5. If your tummy can take it, you could dress this breakfast up with a spot of orange juice spiked with sparkling wine in a Champagne flute to sip on, or a spicy Bloody Mary. But if not, black coffee or plain ice water might be a better idea.
— Jennie Geisler can be followed on Twitter at twitter.com/@ETNgeisler.
Easy Breakfast Casserole
Total time: 50 minutes; prep time 25 minutes; cook time, 25 minutes; serves 6
2 tablespoons fat of choice (coconut oil or butter or ghee, etc.), melted
1 large sweet potato or yam, diced
½ teaspoon fine sea salt
1½ pound breakfast sausage
½ yellow onion, diced
2 cups chopped spinach
10 eggs, whisked
½ teaspoon salt
½ teaspoon garlic powder
Preheat oven to 400 F. Grease a 9-by-13-inch baking dish.
Toss diced sweet potatoes in fat and sprinkle with salt.
Place sweet potatoes on baking sheet and bake for 20 to 25 minutes, until soft.
While sweet potatoes are cooking, place a large sauté pan over medium heat.
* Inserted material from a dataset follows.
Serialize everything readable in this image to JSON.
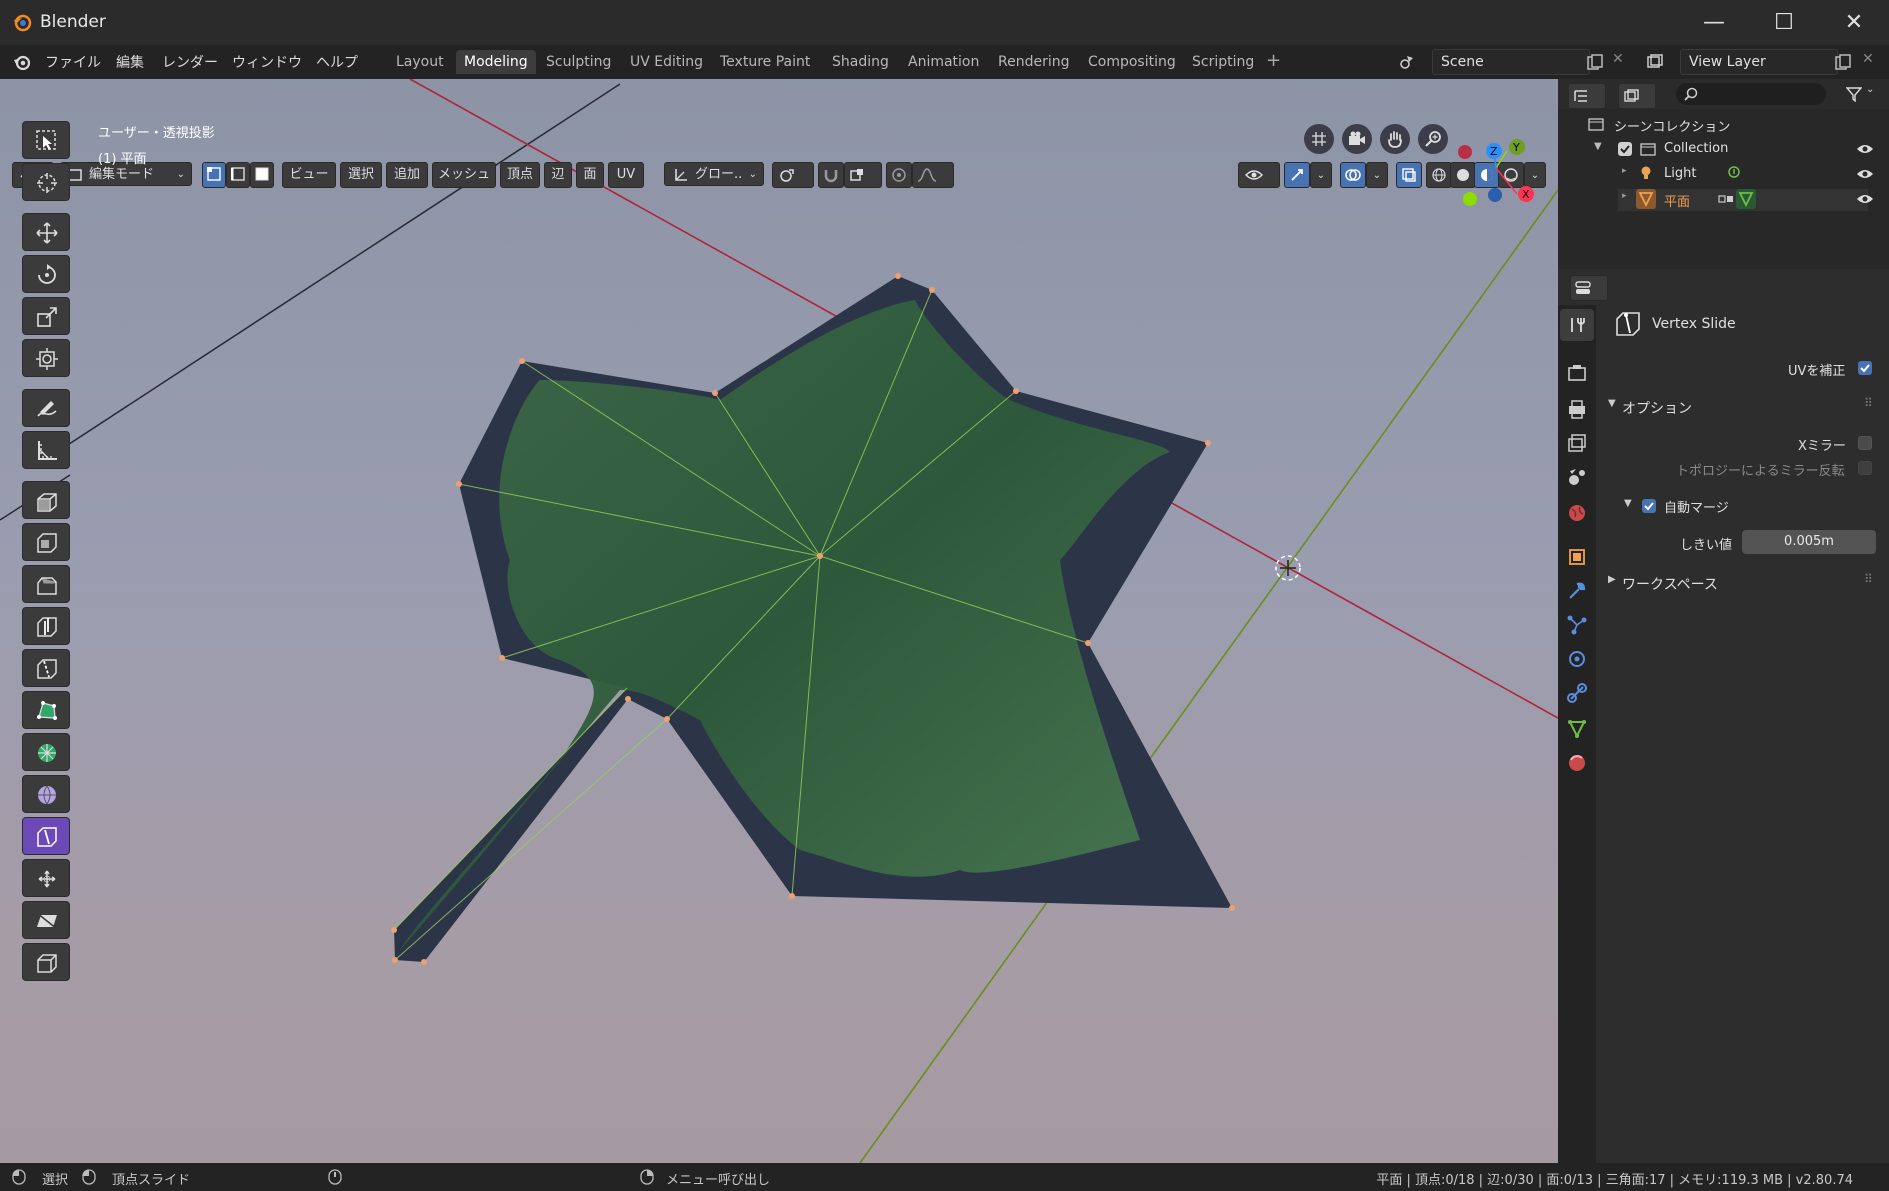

Add breakfast sausage and yellow onion. Cook until no pink remains in meat.
Place meat mixture in baking dish, add sweet potatoes and spinach then add eggs along with salt and garlic powder and mix until well combined.
Place in oven and bake for 25 to 30 minutes, until eggs are set in the middle.
Nutrition information per serving: 481 calories; 37 g fat (14 g saturated); 383 mg cholesterol; 1,318 mg sodium; 9.5 g carbohydrate; 1.9 g fiber; 2.6 g sugar; 27 g protein
Total time: 30 minutes; prep time, 15 minutes; bake time: minutes; serves 12
2 cups all-purpose flour
¼ cup white sugar
2 teaspoons baking powder
½ teaspoon baking soda
½ teaspoon salt
¼ cup butter, chilled
1 apple, peeled, cored and shredded
½ cup milk
2 tablespoons milk
2 tablespoons white sugar
½ teaspoon ground cinnamon
Measure flour, sugar, baking powder, soda, and salt into a large bowl. Cut in butter or margarine until crumbly. Add shredded apple and milk. Stir to form a soft dough.
Turn dough out onto a lightly floured surface. Knead gently 8 to 10 times. Pat into two 6-inch circles. Place on greased baking sheet. Brush tops with milk, and sprinkle with sugar and cinnamon. Score each into 6 pie-shaped wedges.
Bake at 425 degrees F for 15 minutes, or until browned and risen. Serve warm with butter or pure maple syrup.
Nutrition information per serving: 139 calories; 4.2 g fat (2.5 g saturated); 11 mg cholesterol; 237 mg sodium; 23 g carbohydrate; 0.9 g fiber; 6.5 g sugar; 2.7 g protein